#### Data for processing ####

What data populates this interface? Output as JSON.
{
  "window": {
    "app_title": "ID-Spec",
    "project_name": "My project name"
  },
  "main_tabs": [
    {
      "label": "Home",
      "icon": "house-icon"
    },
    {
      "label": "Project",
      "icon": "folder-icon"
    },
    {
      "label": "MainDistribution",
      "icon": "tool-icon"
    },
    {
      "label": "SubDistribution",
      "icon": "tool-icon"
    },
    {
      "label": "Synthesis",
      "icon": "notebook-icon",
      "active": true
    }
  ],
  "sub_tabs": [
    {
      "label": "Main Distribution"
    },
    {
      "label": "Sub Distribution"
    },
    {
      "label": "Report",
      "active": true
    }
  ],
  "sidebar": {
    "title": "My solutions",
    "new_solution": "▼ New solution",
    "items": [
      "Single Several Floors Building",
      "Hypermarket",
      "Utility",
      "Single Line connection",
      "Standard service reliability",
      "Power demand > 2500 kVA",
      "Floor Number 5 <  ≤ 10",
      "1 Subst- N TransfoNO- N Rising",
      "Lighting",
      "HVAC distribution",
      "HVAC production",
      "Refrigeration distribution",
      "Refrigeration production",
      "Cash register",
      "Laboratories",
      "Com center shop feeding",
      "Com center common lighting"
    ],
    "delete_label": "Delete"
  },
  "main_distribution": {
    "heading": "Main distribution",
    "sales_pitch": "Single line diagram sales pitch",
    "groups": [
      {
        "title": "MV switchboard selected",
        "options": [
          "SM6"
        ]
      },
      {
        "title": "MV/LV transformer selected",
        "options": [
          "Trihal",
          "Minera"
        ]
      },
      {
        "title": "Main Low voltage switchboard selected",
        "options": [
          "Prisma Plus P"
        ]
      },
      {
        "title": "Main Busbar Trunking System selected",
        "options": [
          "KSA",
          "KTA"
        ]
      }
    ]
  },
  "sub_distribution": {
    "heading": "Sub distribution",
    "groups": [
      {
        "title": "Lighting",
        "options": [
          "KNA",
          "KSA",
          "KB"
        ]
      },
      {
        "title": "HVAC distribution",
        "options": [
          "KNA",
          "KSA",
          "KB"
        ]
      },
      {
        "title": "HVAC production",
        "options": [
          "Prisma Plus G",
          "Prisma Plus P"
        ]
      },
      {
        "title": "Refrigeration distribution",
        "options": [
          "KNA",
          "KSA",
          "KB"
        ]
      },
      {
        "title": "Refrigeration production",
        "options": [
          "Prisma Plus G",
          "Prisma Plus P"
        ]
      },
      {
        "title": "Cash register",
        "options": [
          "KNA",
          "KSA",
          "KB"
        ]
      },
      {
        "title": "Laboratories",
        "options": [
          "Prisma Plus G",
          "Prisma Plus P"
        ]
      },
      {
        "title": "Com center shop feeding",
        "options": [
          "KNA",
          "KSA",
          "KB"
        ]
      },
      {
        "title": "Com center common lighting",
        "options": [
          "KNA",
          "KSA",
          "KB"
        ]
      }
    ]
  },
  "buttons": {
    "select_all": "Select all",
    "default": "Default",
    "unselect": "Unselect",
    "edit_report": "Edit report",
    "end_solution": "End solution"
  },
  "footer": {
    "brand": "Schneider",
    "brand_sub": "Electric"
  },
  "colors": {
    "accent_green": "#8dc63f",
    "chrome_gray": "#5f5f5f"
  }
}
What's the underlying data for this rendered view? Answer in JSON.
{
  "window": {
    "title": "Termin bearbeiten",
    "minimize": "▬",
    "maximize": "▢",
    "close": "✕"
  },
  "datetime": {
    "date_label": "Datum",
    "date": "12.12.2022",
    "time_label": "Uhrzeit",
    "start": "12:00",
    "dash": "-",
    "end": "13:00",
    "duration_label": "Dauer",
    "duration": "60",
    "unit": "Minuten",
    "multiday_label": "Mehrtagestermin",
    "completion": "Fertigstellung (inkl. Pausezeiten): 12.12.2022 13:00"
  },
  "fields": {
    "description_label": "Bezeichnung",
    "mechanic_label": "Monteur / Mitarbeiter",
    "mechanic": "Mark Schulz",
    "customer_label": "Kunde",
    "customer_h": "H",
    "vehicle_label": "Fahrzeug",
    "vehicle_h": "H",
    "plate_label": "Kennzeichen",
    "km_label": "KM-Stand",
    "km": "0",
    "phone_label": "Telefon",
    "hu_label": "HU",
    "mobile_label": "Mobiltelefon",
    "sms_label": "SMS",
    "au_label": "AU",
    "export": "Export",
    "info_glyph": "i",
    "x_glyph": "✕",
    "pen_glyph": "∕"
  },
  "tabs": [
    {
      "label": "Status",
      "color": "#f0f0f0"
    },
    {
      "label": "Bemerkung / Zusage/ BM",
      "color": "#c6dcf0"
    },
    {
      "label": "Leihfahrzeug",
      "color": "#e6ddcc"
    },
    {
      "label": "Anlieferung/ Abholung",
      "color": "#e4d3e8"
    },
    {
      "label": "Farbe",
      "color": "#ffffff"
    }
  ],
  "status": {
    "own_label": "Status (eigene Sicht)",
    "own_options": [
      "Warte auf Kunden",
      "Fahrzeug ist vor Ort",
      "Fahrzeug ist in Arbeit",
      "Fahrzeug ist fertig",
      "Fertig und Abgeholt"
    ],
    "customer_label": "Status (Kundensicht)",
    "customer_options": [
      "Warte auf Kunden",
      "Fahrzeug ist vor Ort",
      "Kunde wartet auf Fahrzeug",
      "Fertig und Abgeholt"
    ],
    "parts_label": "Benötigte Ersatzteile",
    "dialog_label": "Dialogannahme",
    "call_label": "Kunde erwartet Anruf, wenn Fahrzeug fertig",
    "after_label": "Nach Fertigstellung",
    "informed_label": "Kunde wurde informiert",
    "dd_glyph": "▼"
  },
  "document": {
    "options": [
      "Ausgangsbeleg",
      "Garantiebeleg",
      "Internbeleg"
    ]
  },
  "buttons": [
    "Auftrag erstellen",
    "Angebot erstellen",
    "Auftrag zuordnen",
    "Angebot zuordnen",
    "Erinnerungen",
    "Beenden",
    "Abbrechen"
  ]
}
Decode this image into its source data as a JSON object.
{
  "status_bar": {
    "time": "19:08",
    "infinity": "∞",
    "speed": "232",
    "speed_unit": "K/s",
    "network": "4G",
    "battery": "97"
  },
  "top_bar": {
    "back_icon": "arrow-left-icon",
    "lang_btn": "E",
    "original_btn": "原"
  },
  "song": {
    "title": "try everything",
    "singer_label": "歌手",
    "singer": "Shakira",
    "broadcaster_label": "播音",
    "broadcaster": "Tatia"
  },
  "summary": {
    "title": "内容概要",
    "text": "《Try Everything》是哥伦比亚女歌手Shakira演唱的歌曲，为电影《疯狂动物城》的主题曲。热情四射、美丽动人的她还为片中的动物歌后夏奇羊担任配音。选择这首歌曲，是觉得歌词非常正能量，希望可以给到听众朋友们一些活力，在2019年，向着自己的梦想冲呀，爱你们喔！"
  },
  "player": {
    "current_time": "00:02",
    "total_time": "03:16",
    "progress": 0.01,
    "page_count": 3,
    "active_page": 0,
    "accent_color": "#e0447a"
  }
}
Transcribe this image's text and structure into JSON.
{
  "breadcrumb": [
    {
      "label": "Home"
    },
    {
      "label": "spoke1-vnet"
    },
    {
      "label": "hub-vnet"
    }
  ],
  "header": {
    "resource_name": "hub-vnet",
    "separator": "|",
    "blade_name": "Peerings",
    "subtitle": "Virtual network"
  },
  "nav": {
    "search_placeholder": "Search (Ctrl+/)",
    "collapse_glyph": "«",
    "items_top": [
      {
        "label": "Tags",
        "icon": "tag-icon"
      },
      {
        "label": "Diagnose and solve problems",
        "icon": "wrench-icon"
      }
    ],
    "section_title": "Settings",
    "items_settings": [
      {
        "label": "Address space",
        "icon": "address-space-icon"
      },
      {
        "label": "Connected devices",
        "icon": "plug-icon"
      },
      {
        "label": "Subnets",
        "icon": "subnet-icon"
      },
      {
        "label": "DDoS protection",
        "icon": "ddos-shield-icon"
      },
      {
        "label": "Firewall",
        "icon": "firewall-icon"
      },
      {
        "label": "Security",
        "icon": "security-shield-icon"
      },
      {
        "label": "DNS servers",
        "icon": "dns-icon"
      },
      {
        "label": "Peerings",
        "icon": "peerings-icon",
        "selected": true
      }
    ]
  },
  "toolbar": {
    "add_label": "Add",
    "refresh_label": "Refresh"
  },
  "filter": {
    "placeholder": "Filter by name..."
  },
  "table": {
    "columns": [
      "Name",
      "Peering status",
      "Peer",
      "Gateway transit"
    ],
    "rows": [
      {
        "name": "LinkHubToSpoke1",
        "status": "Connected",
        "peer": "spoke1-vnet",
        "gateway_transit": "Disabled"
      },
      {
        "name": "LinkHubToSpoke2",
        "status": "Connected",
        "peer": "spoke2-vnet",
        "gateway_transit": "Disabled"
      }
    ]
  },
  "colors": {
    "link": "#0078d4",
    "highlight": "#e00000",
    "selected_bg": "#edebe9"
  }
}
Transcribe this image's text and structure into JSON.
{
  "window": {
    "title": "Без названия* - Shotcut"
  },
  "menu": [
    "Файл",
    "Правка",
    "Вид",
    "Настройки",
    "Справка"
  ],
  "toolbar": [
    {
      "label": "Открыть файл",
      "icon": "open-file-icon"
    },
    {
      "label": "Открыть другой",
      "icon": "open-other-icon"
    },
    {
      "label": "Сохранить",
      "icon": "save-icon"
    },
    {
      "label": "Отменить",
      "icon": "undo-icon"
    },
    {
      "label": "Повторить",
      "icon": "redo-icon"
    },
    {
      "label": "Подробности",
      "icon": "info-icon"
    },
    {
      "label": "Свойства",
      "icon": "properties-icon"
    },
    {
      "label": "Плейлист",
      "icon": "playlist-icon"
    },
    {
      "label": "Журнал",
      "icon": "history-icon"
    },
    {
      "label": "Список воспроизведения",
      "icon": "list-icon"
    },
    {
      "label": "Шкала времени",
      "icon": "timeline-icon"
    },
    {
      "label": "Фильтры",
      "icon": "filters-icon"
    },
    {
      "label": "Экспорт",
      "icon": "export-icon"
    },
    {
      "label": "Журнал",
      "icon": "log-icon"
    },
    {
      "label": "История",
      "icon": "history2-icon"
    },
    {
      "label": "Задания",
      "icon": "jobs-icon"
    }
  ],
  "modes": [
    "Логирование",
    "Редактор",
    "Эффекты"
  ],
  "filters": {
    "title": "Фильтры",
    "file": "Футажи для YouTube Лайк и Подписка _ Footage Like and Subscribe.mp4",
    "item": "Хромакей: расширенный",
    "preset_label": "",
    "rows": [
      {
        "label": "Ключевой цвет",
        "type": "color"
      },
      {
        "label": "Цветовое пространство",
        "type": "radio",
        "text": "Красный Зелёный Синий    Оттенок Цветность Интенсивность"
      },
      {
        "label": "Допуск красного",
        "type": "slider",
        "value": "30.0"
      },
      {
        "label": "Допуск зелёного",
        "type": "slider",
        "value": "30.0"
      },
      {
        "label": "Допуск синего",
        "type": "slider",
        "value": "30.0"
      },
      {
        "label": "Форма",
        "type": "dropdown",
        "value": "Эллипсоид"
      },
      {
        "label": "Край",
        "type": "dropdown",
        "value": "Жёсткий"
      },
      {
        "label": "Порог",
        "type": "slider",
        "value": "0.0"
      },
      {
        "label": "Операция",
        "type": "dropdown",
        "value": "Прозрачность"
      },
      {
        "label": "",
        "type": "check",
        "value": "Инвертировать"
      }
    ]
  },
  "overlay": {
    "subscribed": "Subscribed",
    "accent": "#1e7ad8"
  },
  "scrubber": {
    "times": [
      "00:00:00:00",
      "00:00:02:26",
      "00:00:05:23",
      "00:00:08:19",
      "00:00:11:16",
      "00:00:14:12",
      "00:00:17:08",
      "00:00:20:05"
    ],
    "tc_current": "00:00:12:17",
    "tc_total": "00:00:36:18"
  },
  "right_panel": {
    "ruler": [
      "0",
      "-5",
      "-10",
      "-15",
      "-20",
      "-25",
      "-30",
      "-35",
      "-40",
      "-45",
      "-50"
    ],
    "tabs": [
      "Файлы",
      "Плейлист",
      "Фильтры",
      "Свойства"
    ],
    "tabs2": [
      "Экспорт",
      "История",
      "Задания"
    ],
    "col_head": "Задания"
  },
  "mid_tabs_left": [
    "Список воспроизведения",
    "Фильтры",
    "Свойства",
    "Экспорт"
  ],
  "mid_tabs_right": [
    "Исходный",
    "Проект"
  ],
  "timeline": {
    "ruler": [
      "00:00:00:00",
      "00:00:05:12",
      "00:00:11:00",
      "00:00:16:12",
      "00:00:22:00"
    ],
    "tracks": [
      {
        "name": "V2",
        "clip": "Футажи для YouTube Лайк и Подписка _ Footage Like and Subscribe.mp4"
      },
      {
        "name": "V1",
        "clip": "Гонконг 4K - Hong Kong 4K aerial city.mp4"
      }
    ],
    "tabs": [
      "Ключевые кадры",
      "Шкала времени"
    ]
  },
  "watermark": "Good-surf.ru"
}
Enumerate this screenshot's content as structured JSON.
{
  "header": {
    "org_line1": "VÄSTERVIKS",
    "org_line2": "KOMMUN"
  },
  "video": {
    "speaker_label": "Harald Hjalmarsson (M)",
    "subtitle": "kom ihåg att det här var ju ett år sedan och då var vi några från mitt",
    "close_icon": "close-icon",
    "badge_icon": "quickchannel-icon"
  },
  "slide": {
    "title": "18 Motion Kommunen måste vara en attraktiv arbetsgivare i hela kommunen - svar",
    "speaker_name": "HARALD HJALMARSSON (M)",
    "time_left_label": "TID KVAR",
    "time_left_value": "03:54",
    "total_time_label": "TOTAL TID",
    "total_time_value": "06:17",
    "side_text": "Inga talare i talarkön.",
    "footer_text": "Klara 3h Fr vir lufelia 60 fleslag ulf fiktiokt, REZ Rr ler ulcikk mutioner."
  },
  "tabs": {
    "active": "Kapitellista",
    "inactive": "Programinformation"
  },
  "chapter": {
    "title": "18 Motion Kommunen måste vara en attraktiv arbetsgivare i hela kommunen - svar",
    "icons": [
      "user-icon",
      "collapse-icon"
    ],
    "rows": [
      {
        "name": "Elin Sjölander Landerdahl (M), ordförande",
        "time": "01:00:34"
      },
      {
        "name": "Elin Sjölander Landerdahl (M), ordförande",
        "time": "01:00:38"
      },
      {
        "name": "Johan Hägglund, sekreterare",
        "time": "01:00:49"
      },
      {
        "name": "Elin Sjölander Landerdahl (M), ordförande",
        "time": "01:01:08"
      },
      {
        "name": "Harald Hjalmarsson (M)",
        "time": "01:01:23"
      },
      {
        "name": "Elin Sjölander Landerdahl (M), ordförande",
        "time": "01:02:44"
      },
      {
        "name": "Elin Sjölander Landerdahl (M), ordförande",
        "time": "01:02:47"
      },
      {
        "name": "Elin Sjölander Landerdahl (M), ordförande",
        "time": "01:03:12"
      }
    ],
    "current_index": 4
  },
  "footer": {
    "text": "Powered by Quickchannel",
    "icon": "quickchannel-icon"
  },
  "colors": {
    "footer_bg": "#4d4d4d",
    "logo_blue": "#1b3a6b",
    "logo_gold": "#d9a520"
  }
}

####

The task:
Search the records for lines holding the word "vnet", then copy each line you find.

Result for this exercise:
      "label": "spoke1-vnet"
      "label": "hub-vnet"
    "resource_name": "hub-vnet",
        "peer": "spoke1-vnet",
        "peer": "spoke2-vnet",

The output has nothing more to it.